Take former McGaugh principal Roni Burns-Ellis and her Facebook post made on Facebook in 2018 calling Colin Kapernick an anti-American thug. Also take former Los Alamitos city council member Dean Grose who in 2009 circulated a racist email to colleagues depicting watermelons on the White House lawn in place of Easter Eggs during Barack Obama’s presidency. 

Even though these two are gone now, Ellis retired two years after the Facebook post and Dean Grose managed to return to the city council at a later time. If students can’t have an open dialogue with the students of Los Alamitos about race and ethnicity, in a time when the school population as a whole has become culturally diverse, then when will they be? 

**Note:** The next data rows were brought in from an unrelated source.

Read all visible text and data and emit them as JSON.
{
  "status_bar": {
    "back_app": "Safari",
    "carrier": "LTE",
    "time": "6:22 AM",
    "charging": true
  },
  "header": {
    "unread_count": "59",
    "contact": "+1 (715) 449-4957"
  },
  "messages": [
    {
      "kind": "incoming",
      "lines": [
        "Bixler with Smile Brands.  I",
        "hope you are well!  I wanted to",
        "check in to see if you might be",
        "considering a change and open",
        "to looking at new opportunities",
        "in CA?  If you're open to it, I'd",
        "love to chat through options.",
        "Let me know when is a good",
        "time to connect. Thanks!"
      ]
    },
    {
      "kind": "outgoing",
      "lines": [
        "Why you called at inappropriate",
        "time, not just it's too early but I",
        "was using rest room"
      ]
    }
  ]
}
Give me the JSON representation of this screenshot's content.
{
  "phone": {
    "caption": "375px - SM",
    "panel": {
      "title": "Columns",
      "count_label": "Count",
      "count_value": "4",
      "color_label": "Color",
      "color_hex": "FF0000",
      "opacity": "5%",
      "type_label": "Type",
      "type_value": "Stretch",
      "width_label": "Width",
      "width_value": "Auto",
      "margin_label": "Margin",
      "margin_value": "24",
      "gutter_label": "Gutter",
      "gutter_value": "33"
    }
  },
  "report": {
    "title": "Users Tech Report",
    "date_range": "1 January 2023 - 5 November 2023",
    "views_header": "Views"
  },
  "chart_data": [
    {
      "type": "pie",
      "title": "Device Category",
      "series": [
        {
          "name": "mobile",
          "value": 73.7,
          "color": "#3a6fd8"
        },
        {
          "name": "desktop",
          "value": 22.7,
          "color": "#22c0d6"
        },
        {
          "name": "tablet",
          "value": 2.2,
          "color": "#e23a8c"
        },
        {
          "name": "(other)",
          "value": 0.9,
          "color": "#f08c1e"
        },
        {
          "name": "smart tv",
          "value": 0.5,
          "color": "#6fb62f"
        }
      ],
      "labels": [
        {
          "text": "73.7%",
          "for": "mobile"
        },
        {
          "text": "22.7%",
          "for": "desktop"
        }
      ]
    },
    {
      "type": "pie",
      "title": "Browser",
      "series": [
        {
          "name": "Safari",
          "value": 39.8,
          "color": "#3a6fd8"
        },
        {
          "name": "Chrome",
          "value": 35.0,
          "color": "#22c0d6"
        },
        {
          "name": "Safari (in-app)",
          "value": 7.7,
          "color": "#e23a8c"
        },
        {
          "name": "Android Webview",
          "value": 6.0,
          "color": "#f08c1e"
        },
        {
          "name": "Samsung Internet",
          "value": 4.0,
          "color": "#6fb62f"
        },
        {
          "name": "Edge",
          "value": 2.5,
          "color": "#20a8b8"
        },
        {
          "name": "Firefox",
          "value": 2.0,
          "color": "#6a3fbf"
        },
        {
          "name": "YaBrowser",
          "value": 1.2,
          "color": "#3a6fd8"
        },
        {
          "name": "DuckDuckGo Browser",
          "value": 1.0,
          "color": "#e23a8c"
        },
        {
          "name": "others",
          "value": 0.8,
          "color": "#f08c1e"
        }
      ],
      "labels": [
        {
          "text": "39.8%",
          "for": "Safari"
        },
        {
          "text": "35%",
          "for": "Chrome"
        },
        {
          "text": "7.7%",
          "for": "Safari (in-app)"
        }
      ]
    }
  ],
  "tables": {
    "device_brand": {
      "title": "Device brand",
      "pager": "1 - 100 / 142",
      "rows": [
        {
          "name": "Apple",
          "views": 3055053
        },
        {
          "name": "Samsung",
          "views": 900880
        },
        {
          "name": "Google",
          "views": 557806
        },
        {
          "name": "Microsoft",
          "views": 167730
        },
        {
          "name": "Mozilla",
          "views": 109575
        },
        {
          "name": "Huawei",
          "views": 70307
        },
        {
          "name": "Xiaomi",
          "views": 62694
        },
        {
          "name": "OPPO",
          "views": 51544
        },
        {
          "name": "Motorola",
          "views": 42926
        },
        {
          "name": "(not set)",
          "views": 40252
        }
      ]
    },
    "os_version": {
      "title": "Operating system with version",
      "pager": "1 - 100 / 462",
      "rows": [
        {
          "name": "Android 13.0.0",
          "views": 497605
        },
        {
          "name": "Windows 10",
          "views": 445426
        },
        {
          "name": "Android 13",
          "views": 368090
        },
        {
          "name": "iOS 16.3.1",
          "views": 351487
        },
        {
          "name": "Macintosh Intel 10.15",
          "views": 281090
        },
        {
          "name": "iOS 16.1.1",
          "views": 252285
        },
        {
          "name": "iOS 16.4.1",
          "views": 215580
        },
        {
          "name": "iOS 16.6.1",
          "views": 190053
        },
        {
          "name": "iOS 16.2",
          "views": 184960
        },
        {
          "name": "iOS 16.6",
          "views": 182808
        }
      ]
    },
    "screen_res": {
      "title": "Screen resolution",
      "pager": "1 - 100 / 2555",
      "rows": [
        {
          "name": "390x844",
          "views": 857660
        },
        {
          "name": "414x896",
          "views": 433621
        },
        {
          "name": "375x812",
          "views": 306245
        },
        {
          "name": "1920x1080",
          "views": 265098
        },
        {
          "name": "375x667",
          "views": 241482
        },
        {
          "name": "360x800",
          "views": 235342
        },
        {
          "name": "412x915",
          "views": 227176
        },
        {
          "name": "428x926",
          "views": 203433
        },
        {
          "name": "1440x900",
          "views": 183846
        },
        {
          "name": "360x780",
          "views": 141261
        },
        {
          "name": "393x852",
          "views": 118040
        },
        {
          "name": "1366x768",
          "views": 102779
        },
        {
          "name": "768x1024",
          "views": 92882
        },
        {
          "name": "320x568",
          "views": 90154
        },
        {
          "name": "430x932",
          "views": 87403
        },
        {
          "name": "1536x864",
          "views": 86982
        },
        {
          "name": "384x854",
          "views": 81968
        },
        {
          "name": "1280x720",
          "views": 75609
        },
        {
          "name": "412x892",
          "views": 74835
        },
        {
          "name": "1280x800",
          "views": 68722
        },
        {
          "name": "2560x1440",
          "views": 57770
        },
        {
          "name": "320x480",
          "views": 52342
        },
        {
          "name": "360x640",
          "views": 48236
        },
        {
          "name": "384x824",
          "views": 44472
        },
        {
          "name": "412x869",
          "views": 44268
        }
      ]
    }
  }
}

Finally for the patriotic who deem ethnic studies unAmerican, I would argue that it isn’t. It’s a course designed to examine and learn the culture of other Americans whose stories have typically been lost or forgotten in the narrative of our country. If this is still something that may be considered radical to those in the community, you would be surprised to find out that this type of framework is already being done. That’s right! A simple look at the California teaching standards for history at grade eleven for US history states “this course includes an emphasis on the contributions of many diverse groups of people to the story of America, including ethnic, cultural, and religious minorities; lesbian, gay, bisexual, and transgender individuals; and the disabled”. 

As stated before, the idea of an ethnic studies course should not be considered something bold as it is already taught at higher levels of education and the framework for it is already encapsulated in the California history standards for grade eleven. Ethnic studies expand our nation’s narrative and gives students a new perspective on other Americans throughout history. I know that at the time of the News Enterprise’s publication that the vote will have occurred yesterday. I can only hope that the school board votes in favor of this course for our students and the community.  

Sincerely, 

Billy Villegas 

LAHS Class of 2013

CSULB History Graduate 

American

Letters to the Editor